Description of the task:
Precisely the lines from the one with "Enumerate this screenshot's" through the end of the data, both included, must make up the response, each restated word for word.

===== Source records =====

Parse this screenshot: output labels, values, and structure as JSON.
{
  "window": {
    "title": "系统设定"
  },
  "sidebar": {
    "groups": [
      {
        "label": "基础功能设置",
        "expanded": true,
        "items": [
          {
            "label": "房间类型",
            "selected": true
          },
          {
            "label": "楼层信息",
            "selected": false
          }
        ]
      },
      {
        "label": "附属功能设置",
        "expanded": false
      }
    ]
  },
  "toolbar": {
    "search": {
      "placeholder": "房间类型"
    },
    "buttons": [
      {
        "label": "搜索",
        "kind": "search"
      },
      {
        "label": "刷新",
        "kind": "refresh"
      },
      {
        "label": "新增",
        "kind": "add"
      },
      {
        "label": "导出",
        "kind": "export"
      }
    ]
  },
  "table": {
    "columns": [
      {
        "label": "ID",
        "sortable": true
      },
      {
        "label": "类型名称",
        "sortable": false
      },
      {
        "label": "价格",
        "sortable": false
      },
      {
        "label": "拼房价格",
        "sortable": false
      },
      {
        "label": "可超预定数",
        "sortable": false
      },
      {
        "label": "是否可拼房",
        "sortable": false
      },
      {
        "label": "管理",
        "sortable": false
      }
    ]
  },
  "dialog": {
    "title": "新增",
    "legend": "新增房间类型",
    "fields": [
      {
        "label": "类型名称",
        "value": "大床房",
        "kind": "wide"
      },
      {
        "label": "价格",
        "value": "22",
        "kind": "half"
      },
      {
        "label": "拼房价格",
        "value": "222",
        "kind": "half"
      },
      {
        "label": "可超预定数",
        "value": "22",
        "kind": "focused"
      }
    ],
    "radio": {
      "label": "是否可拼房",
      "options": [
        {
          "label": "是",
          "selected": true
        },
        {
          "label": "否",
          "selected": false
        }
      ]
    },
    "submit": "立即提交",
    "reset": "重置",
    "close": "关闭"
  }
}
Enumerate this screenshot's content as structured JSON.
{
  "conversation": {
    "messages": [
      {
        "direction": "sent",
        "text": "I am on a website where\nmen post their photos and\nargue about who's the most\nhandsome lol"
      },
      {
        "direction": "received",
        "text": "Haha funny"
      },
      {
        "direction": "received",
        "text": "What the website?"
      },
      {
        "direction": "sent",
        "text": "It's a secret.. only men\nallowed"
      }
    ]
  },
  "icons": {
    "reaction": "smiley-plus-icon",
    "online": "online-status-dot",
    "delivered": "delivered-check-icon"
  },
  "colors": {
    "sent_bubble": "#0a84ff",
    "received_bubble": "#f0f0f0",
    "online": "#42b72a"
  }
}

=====

Result:
Enumerate this screenshot's content as structured JSON.
{
  "conversation": {
    "messages": [
      {
        "direction": "sent",
        "text": "I am on a website where\nmen post their photos and\nargue about who's the most\nhandsome lol"
      },
      {
        "direction": "received",
        "text": "Haha funny"
      },
      {
        "direction": "received",
        "text": "What the website?"
      },
      {
        "direction": "sent",
        "text": "It's a secret.. only men\nallowed"
      }
    ]
  },
  "icons": {
    "reaction": "smiley-plus-icon",
    "online": "online-status-dot",
    "delivered": "delivered-check-icon"
  },
  "colors": {
    "sent_bubble": "#0a84ff",
    "received_bubble": "#f0f0f0",
    "online": "#42b72a"
  }
}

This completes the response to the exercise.